MATERIAL FOR THIS EXERCISE =
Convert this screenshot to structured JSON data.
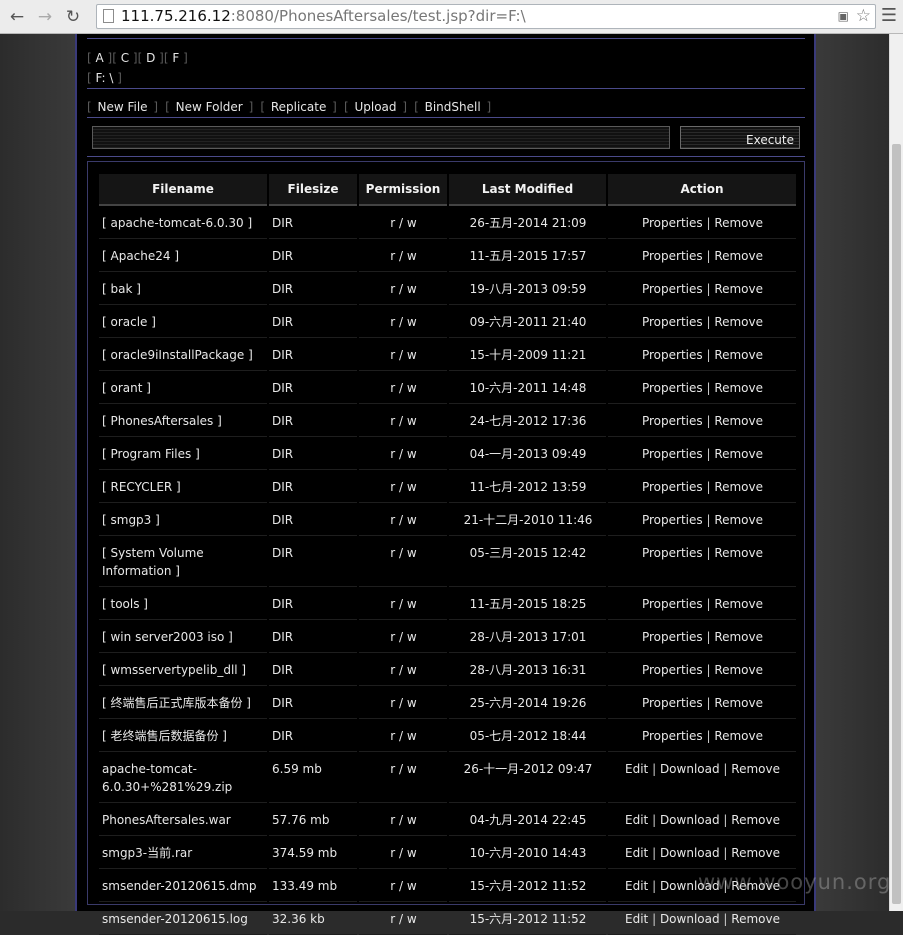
{
  "browser": {
    "url_host": "111.75.216.12",
    "url_rest": ":8080/PhonesAftersales/test.jsp?dir=F:\\",
    "back_icon": "back-arrow-icon",
    "forward_icon": "forward-arrow-icon",
    "reload_icon": "reload-icon",
    "menu_icon": "menu-icon"
  },
  "drives": [
    "A",
    "C",
    "D",
    "F"
  ],
  "current_dir": "F: \\",
  "toolbar": {
    "new_file": "New File",
    "new_folder": "New Folder",
    "replicate": "Replicate",
    "upload": "Upload",
    "bindshell": "BindShell"
  },
  "command": {
    "value": "",
    "execute_label": "Execute"
  },
  "table": {
    "headers": [
      "Filename",
      "Filesize",
      "Permission",
      "Last Modified",
      "Action"
    ],
    "rows": [
      {
        "name": "[ apache-tomcat-6.0.30 ]",
        "size": "DIR",
        "perm": "r / w",
        "modified": "26-五月-2014 21:09",
        "actions": [
          "Properties",
          "Remove"
        ]
      },
      {
        "name": "[ Apache24 ]",
        "size": "DIR",
        "perm": "r / w",
        "modified": "11-五月-2015 17:57",
        "actions": [
          "Properties",
          "Remove"
        ]
      },
      {
        "name": "[ bak ]",
        "size": "DIR",
        "perm": "r / w",
        "modified": "19-八月-2013 09:59",
        "actions": [
          "Properties",
          "Remove"
        ]
      },
      {
        "name": "[ oracle ]",
        "size": "DIR",
        "perm": "r / w",
        "modified": "09-六月-2011 21:40",
        "actions": [
          "Properties",
          "Remove"
        ]
      },
      {
        "name": "[ oracle9iInstallPackage ]",
        "size": "DIR",
        "perm": "r / w",
        "modified": "15-十月-2009 11:21",
        "actions": [
          "Properties",
          "Remove"
        ]
      },
      {
        "name": "[ orant ]",
        "size": "DIR",
        "perm": "r / w",
        "modified": "10-六月-2011 14:48",
        "actions": [
          "Properties",
          "Remove"
        ]
      },
      {
        "name": "[ PhonesAftersales ]",
        "size": "DIR",
        "perm": "r / w",
        "modified": "24-七月-2012 17:36",
        "actions": [
          "Properties",
          "Remove"
        ]
      },
      {
        "name": "[ Program Files ]",
        "size": "DIR",
        "perm": "r / w",
        "modified": "04-一月-2013 09:49",
        "actions": [
          "Properties",
          "Remove"
        ]
      },
      {
        "name": "[ RECYCLER ]",
        "size": "DIR",
        "perm": "r / w",
        "modified": "11-七月-2012 13:59",
        "actions": [
          "Properties",
          "Remove"
        ]
      },
      {
        "name": "[ smgp3 ]",
        "size": "DIR",
        "perm": "r / w",
        "modified": "21-十二月-2010 11:46",
        "actions": [
          "Properties",
          "Remove"
        ]
      },
      {
        "name": "[ System Volume Information ]",
        "size": "DIR",
        "perm": "r / w",
        "modified": "05-三月-2015 12:42",
        "actions": [
          "Properties",
          "Remove"
        ]
      },
      {
        "name": "[ tools ]",
        "size": "DIR",
        "perm": "r / w",
        "modified": "11-五月-2015 18:25",
        "actions": [
          "Properties",
          "Remove"
        ]
      },
      {
        "name": "[ win server2003 iso ]",
        "size": "DIR",
        "perm": "r / w",
        "modified": "28-八月-2013 17:01",
        "actions": [
          "Properties",
          "Remove"
        ]
      },
      {
        "name": "[ wmsservertypelib_dll ]",
        "size": "DIR",
        "perm": "r / w",
        "modified": "28-八月-2013 16:31",
        "actions": [
          "Properties",
          "Remove"
        ]
      },
      {
        "name": "[ 终端售后正式库版本备份 ]",
        "size": "DIR",
        "perm": "r / w",
        "modified": "25-六月-2014 19:26",
        "actions": [
          "Properties",
          "Remove"
        ]
      },
      {
        "name": "[ 老终端售后数据备份 ]",
        "size": "DIR",
        "perm": "r / w",
        "modified": "05-七月-2012 18:44",
        "actions": [
          "Properties",
          "Remove"
        ]
      },
      {
        "name": "apache-tomcat-6.0.30+%281%29.zip",
        "size": "6.59 mb",
        "perm": "r / w",
        "modified": "26-十一月-2012 09:47",
        "actions": [
          "Edit",
          "Download",
          "Remove"
        ]
      },
      {
        "name": "PhonesAftersales.war",
        "size": "57.76 mb",
        "perm": "r / w",
        "modified": "04-九月-2014 22:45",
        "actions": [
          "Edit",
          "Download",
          "Remove"
        ]
      },
      {
        "name": "smgp3-当前.rar",
        "size": "374.59 mb",
        "perm": "r / w",
        "modified": "10-六月-2010 14:43",
        "actions": [
          "Edit",
          "Download",
          "Remove"
        ]
      },
      {
        "name": "smsender-20120615.dmp",
        "size": "133.49 mb",
        "perm": "r / w",
        "modified": "15-六月-2012 11:52",
        "actions": [
          "Edit",
          "Download",
          "Remove"
        ]
      },
      {
        "name": "smsender-20120615.log",
        "size": "32.36 kb",
        "perm": "r / w",
        "modified": "15-六月-2012 11:52",
        "actions": [
          "Edit",
          "Download",
          "Remove"
        ]
      }
    ]
  },
  "watermark": "www.wooyun.org"
}
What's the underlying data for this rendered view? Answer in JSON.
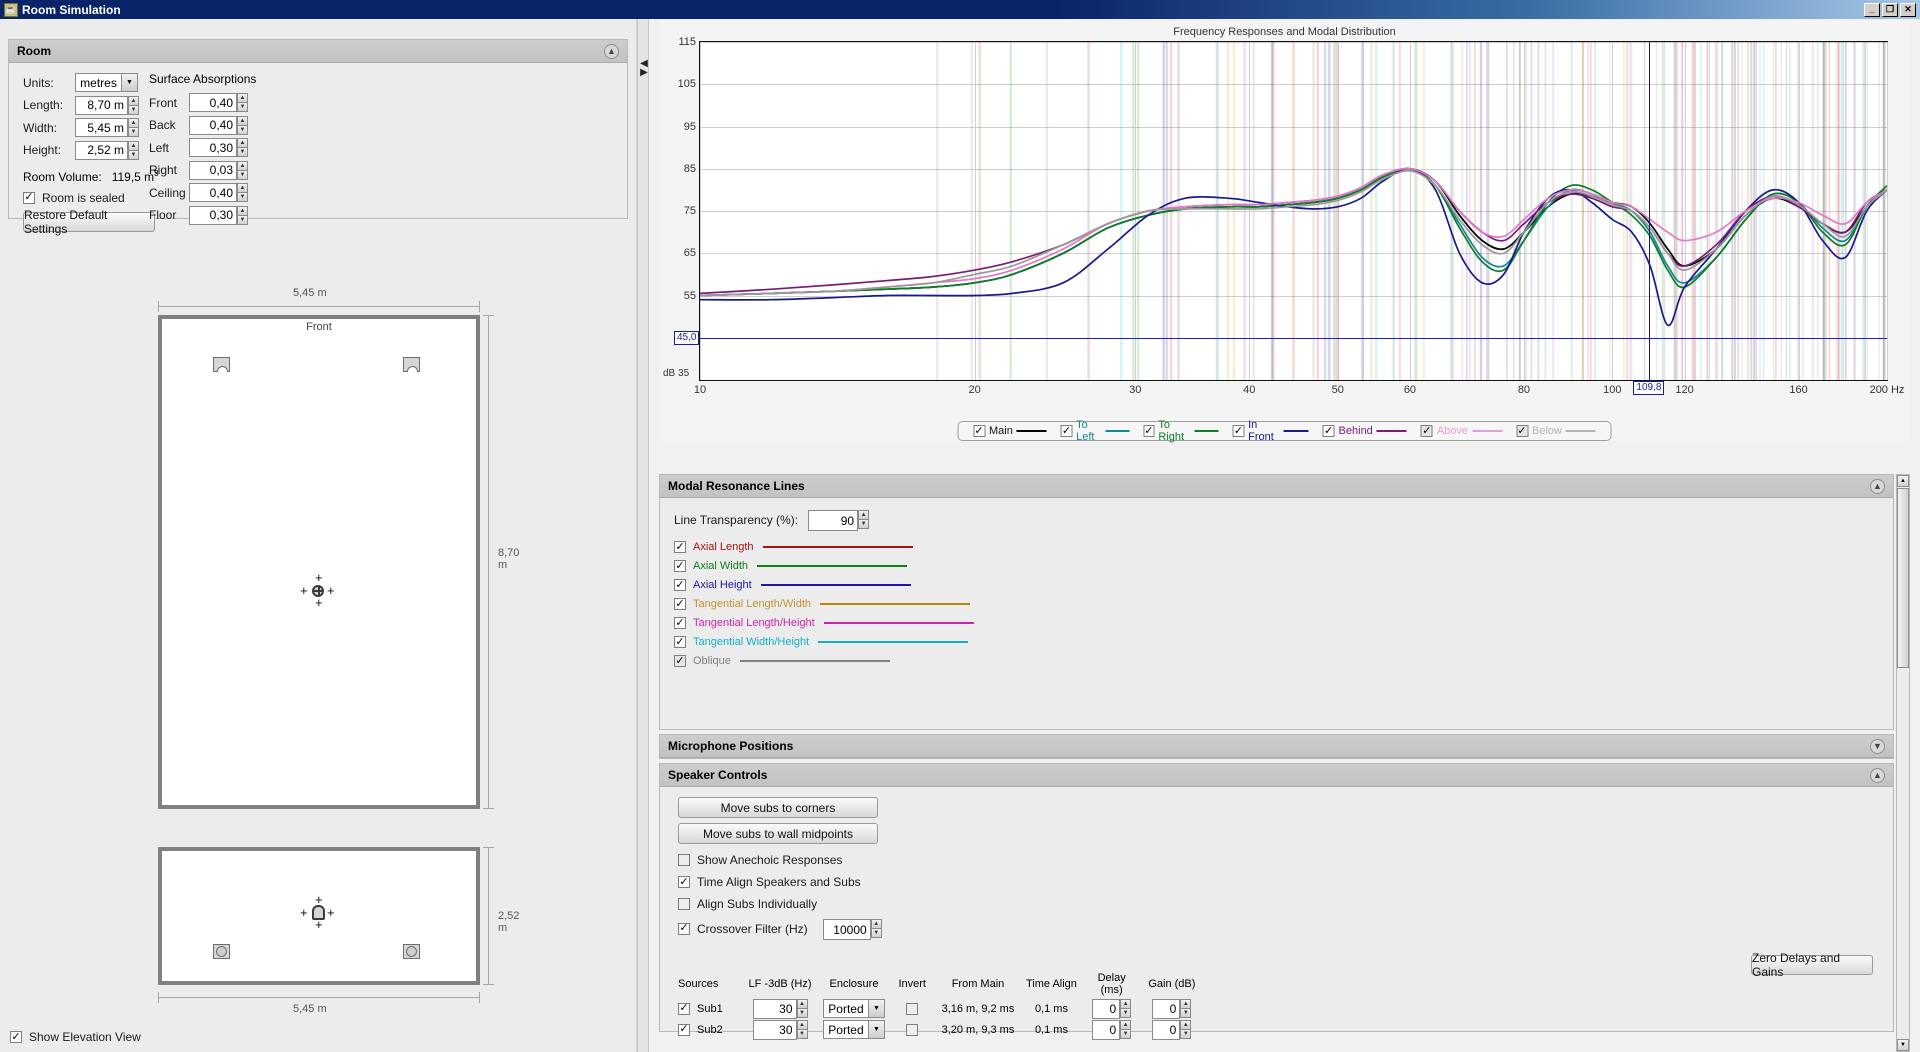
{
  "window": {
    "title": "Room Simulation",
    "icon": "java-cup-icon",
    "buttons": {
      "minimize": "_",
      "restore": "❐",
      "close": "✕"
    }
  },
  "room_panel": {
    "title": "Room",
    "collapse_icon": "chevron-up-icon",
    "units_label": "Units:",
    "units_value": "metres",
    "fields": [
      {
        "label": "Length:",
        "value": "8,70 m"
      },
      {
        "label": "Width:",
        "value": "5,45 m"
      },
      {
        "label": "Height:",
        "value": "2,52 m"
      }
    ],
    "volume_label": "Room Volume:",
    "volume_value": "119,5 m",
    "volume_exponent": "3",
    "sealed_label": "Room is sealed",
    "sealed_checked": "✓",
    "restore_button": "Restore Default Settings",
    "absorptions_title": "Surface Absorptions",
    "absorptions": [
      {
        "label": "Front",
        "value": "0,40"
      },
      {
        "label": "Back",
        "value": "0,40"
      },
      {
        "label": "Left",
        "value": "0,30"
      },
      {
        "label": "Right",
        "value": "0,03"
      },
      {
        "label": "Ceiling",
        "value": "0,40"
      },
      {
        "label": "Floor",
        "value": "0,30"
      }
    ]
  },
  "plan_view": {
    "top_dim": "5,45 m",
    "right_dim": "8,70 m",
    "front_label": "Front"
  },
  "elevation_view": {
    "bottom_dim": "5,45 m",
    "right_dim": "2,52 m"
  },
  "show_elevation": {
    "label": "Show Elevation View",
    "checked": "✓"
  },
  "chart_data": {
    "type": "line",
    "title": "Frequency Responses and Modal Distribution",
    "xlabel": "Hz",
    "ylabel": "dB",
    "db_axis_label": "dB 35",
    "xscale": "log",
    "xlim": [
      10,
      200
    ],
    "ylim": [
      35,
      115
    ],
    "yticks": [
      115,
      105,
      95,
      85,
      75,
      65,
      55
    ],
    "xticks": [
      10,
      20,
      30,
      40,
      50,
      60,
      80,
      100,
      120,
      160,
      200
    ],
    "xtick_labels": [
      "10",
      "20",
      "30",
      "40",
      "50",
      "60",
      "80",
      "100",
      "120",
      "160",
      "200 Hz"
    ],
    "cursor_x": "109,8",
    "cursor_y": "45,0",
    "grid": true,
    "legend_position": "bottom",
    "series": [
      {
        "name": "Main",
        "color": "#000000",
        "enabled": true,
        "x": [
          10,
          12,
          14,
          16,
          18,
          20,
          22,
          25,
          28,
          31,
          34,
          38,
          41,
          44,
          47,
          50,
          53,
          56,
          60,
          64,
          68,
          72,
          76,
          80,
          85,
          90,
          95,
          100,
          105,
          110,
          115,
          120,
          130,
          140,
          150,
          160,
          170,
          180,
          190,
          200
        ],
        "y": [
          55,
          55.5,
          56,
          56.5,
          57,
          58,
          60,
          65,
          71,
          74,
          75.5,
          76,
          76,
          76.5,
          77,
          78,
          80,
          83,
          85,
          82,
          74,
          68,
          66,
          70,
          76,
          79,
          78.5,
          77,
          76,
          72,
          66,
          62,
          66,
          74,
          78,
          76,
          72,
          70,
          76,
          80
        ]
      },
      {
        "name": "To Left",
        "color": "#108a8a",
        "enabled": true,
        "x": [
          10,
          12,
          14,
          16,
          18,
          20,
          22,
          25,
          28,
          31,
          34,
          38,
          41,
          44,
          47,
          50,
          53,
          56,
          60,
          64,
          68,
          72,
          76,
          80,
          85,
          90,
          95,
          100,
          105,
          110,
          115,
          120,
          130,
          140,
          150,
          160,
          170,
          180,
          190,
          200
        ],
        "y": [
          55,
          55.5,
          56,
          56.5,
          57,
          58,
          60,
          65,
          71,
          74,
          75.5,
          76,
          76,
          76.5,
          77,
          78,
          80,
          83,
          85,
          81,
          72,
          64,
          62,
          68,
          76,
          80,
          79,
          77,
          75,
          70,
          62,
          58,
          64,
          73,
          79,
          77,
          71,
          68,
          76,
          81
        ]
      },
      {
        "name": "To Right",
        "color": "#0f7d28",
        "enabled": true,
        "x": [
          10,
          12,
          14,
          16,
          18,
          20,
          22,
          25,
          28,
          31,
          34,
          38,
          41,
          44,
          47,
          50,
          53,
          56,
          60,
          64,
          68,
          72,
          76,
          80,
          85,
          90,
          95,
          100,
          105,
          110,
          115,
          120,
          130,
          140,
          150,
          160,
          170,
          180,
          190,
          200
        ],
        "y": [
          55,
          55.5,
          56,
          56.5,
          57,
          58,
          60,
          65,
          71,
          74,
          75.5,
          76,
          76,
          76.5,
          77,
          78,
          80,
          83,
          85,
          81,
          71,
          63,
          61,
          68,
          77,
          81,
          80,
          77,
          74,
          69,
          61,
          57,
          64,
          73,
          79,
          77,
          70,
          67,
          76,
          81
        ]
      },
      {
        "name": "In Front",
        "color": "#1a1a8c",
        "enabled": true,
        "x": [
          10,
          12,
          14,
          16,
          18,
          20,
          22,
          25,
          28,
          31,
          34,
          38,
          41,
          44,
          47,
          50,
          53,
          56,
          60,
          64,
          68,
          72,
          76,
          80,
          85,
          90,
          95,
          100,
          105,
          110,
          115,
          120,
          130,
          140,
          150,
          160,
          170,
          180,
          190,
          200
        ],
        "y": [
          54,
          54,
          54.5,
          55,
          55,
          55,
          55.5,
          58,
          66,
          74,
          78,
          78,
          77,
          76,
          75.5,
          76,
          78,
          82,
          85,
          80,
          65,
          58,
          60,
          70,
          78,
          80,
          77,
          73,
          70,
          62,
          48,
          57,
          66,
          75,
          80,
          77,
          68,
          64,
          75,
          80
        ]
      },
      {
        "name": "Behind",
        "color": "#7a1c7a",
        "enabled": true,
        "x": [
          10,
          12,
          14,
          16,
          18,
          20,
          22,
          25,
          28,
          31,
          34,
          38,
          41,
          44,
          47,
          50,
          53,
          56,
          60,
          64,
          68,
          72,
          76,
          80,
          85,
          90,
          95,
          100,
          105,
          110,
          115,
          120,
          130,
          140,
          150,
          160,
          170,
          180,
          190,
          200
        ],
        "y": [
          55.5,
          56.5,
          57.5,
          58.5,
          59.5,
          61,
          63,
          67,
          72,
          75,
          76,
          76.5,
          76.5,
          77,
          77.5,
          78.5,
          80.5,
          83.5,
          85,
          82,
          75,
          70,
          68,
          72,
          77,
          79,
          78,
          76,
          75,
          71,
          65,
          62,
          67,
          75,
          78.5,
          76,
          72,
          70,
          77,
          80
        ]
      },
      {
        "name": "Above",
        "color": "#e07ac8",
        "enabled": true,
        "x": [
          10,
          12,
          14,
          16,
          18,
          20,
          22,
          25,
          28,
          31,
          34,
          38,
          41,
          44,
          47,
          50,
          53,
          56,
          60,
          64,
          68,
          72,
          76,
          80,
          85,
          90,
          95,
          100,
          105,
          110,
          115,
          120,
          130,
          140,
          150,
          160,
          170,
          180,
          190,
          200
        ],
        "y": [
          55,
          55.5,
          56,
          57,
          58,
          59,
          61,
          66,
          72,
          75,
          76,
          76.5,
          76.5,
          77,
          77.5,
          78.5,
          80.5,
          83.5,
          85,
          82,
          75,
          70,
          69,
          73,
          78,
          80,
          79,
          77,
          76,
          73,
          70,
          68,
          70,
          75,
          78,
          77,
          74,
          72,
          77,
          80
        ]
      },
      {
        "name": "Below",
        "color": "#9a9a9a",
        "enabled": true,
        "x": [
          10,
          12,
          14,
          16,
          18,
          20,
          22,
          25,
          28,
          31,
          34,
          38,
          41,
          44,
          47,
          50,
          53,
          56,
          60,
          64,
          68,
          72,
          76,
          80,
          85,
          90,
          95,
          100,
          105,
          110,
          115,
          120,
          130,
          140,
          150,
          160,
          170,
          180,
          190,
          200
        ],
        "y": [
          55,
          55.5,
          56,
          57,
          58,
          60,
          62,
          67,
          72,
          75,
          75.5,
          75.5,
          75.5,
          76,
          76.5,
          77.5,
          79.5,
          82.5,
          84.5,
          81,
          73,
          67,
          65,
          70,
          77,
          79.5,
          78.5,
          76.5,
          75,
          71,
          65,
          61,
          66,
          74,
          78.5,
          76.5,
          72,
          69,
          76,
          80
        ]
      }
    ],
    "legend": [
      {
        "label": "Main",
        "color": "#000000",
        "checked": "✓",
        "text_color": "#111111"
      },
      {
        "label": "To Left",
        "color": "#108a8a",
        "checked": "✓",
        "text_color": "#108a8a"
      },
      {
        "label": "To Right",
        "color": "#0f7d28",
        "checked": "✓",
        "text_color": "#0f7d28"
      },
      {
        "label": "In Front",
        "color": "#1a1a8c",
        "checked": "✓",
        "text_color": "#1a1a8c"
      },
      {
        "label": "Behind",
        "color": "#7a1c7a",
        "checked": "✓",
        "text_color": "#7a1c7a"
      },
      {
        "label": "Above",
        "color": "#e79ed6",
        "checked": "✓",
        "text_color": "#e79ed6"
      },
      {
        "label": "Below",
        "color": "#b4b4b4",
        "checked": "✓",
        "text_color": "#b4b4b4"
      }
    ]
  },
  "modal_panel": {
    "title": "Modal Resonance Lines",
    "collapse_icon": "chevron-up-icon",
    "transparency_label": "Line Transparency (%):",
    "transparency_value": "90",
    "lines": [
      {
        "label": "Axial Length",
        "color": "#aa1111",
        "checked": "✓"
      },
      {
        "label": "Axial Width",
        "color": "#0f7d1a",
        "checked": "✓"
      },
      {
        "label": "Axial Height",
        "color": "#1a1aa8",
        "checked": "✓"
      },
      {
        "label": "Tangential Length/Width",
        "color": "#b8860b",
        "checked": "✓"
      },
      {
        "label": "Tangential Length/Height",
        "color": "#cc22aa",
        "checked": "✓"
      },
      {
        "label": "Tangential Width/Height",
        "color": "#10b0c8",
        "checked": "✓"
      },
      {
        "label": "Oblique",
        "color": "#808080",
        "checked": "✓"
      }
    ]
  },
  "microphone_panel": {
    "title": "Microphone Positions",
    "collapse_icon": "chevron-down-icon"
  },
  "speaker_panel": {
    "title": "Speaker Controls",
    "collapse_icon": "chevron-up-icon",
    "move_corners_button": "Move subs to corners",
    "move_midpoints_button": "Move subs to wall midpoints",
    "checkboxes": [
      {
        "label": "Show Anechoic Responses",
        "checked": ""
      },
      {
        "label": "Time Align Speakers and Subs",
        "checked": "✓"
      },
      {
        "label": "Align Subs Individually",
        "checked": ""
      }
    ],
    "crossover_label": "Crossover Filter (Hz)",
    "crossover_checked": "✓",
    "crossover_value": "10000",
    "zero_button": "Zero Delays and Gains",
    "table_headers": [
      "Sources",
      "LF -3dB (Hz)",
      "Enclosure",
      "Invert",
      "From Main",
      "Time Align",
      "Delay (ms)",
      "Gain (dB)"
    ],
    "rows": [
      {
        "name": "Sub1",
        "checked": "✓",
        "lf": "30",
        "enclosure": "Ported",
        "invert": "",
        "from_main": "3,16 m, 9,2 ms",
        "time_align": "0,1 ms",
        "delay": "0",
        "gain": "0"
      },
      {
        "name": "Sub2",
        "checked": "✓",
        "lf": "30",
        "enclosure": "Ported",
        "invert": "",
        "from_main": "3,20 m, 9,3 ms",
        "time_align": "0,1 ms",
        "delay": "0",
        "gain": "0"
      }
    ]
  }
}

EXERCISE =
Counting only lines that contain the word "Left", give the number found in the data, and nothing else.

RESULT OF THIS EXERCISE =
3